**Task details:** Give the data below again exactly as written, without its pictures.
..........
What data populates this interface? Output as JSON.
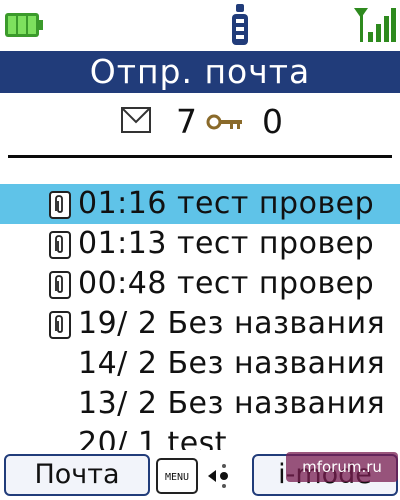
{
  "status_bar": {
    "battery_icon": "battery-full-icon",
    "mode_icon": "i-mode-indicator-icon",
    "signal_icon": "signal-strength-icon"
  },
  "title": "Отпр. почта",
  "counters": {
    "mail_icon": "envelope-icon",
    "mail_count": "7",
    "lock_icon": "key-icon",
    "protected_count": "0"
  },
  "mail_list": {
    "selected_index": 0,
    "items": [
      {
        "text": "01:16 тест  провер",
        "attachment": true
      },
      {
        "text": "01:13 тест  провер",
        "attachment": true
      },
      {
        "text": "00:48 тест  провер",
        "attachment": true
      },
      {
        "text": "19/ 2 Без названия",
        "attachment": true
      },
      {
        "text": "14/ 2 Без названия",
        "attachment": false
      },
      {
        "text": "13/ 2 Без названия",
        "attachment": false
      },
      {
        "text": "20/ 1 test",
        "attachment": false
      }
    ]
  },
  "softkeys": {
    "left_label": "Почта",
    "menu_label": "MENU",
    "right_label": "i-mode"
  },
  "watermark": "mforum.ru",
  "colors": {
    "title_bar": "#213c7a",
    "selection": "#5fc3e8",
    "battery": "#4cba3a"
  }
}
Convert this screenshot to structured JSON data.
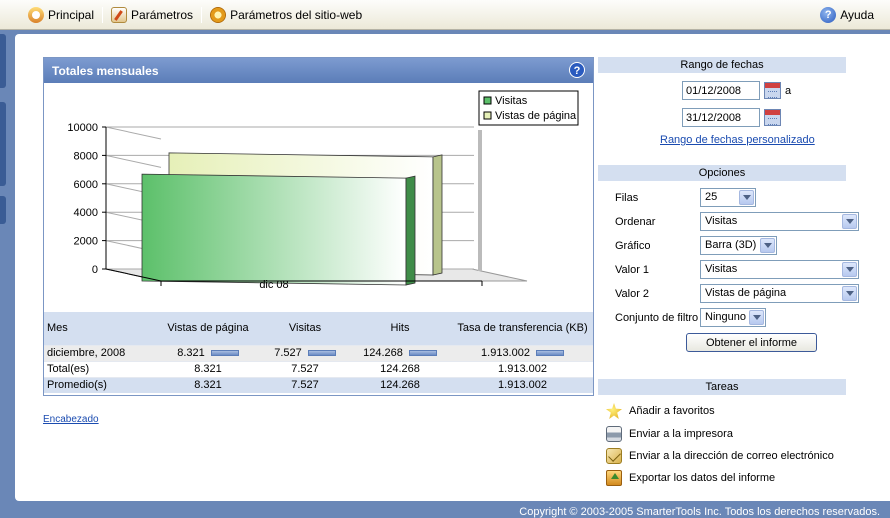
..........
**Written answer:**
What data populates this interface? Output as JSON.
{
  "status_bar": {
    "battery_icon": "battery-full-icon",
    "mode_icon": "i-mode-indicator-icon",
    "signal_icon": "signal-strength-icon"
  },
  "title": "Отпр. почта",
  "counters": {
    "mail_icon": "envelope-icon",
    "mail_count": "7",
    "lock_icon": "key-icon",
    "protected_count": "0"
  },
  "mail_list": {
    "selected_index": 0,
    "items": [
      {
        "text": "01:16 тест  провер",
        "attachment": true
      },
      {
        "text": "01:13 тест  провер",
        "attachment": true
      },
      {
        "text": "00:48 тест  провер",
        "attachment": true
      },
      {
        "text": "19/ 2 Без названия",
        "attachment": true
      },
      {
        "text": "14/ 2 Без названия",
        "attachment": false
      },
      {
        "text": "13/ 2 Без названия",
        "attachment": false
      },
      {
        "text": "20/ 1 test",
        "attachment": false
      }
    ]
  },
  "softkeys": {
    "left_label": "Почта",
    "menu_label": "MENU",
    "right_label": "i-mode"
  },
  "watermark": "mforum.ru",
  "colors": {
    "title_bar": "#213c7a",
    "selection": "#5fc3e8",
    "battery": "#4cba3a"
  }
}
Convert this screenshot to structured JSON data.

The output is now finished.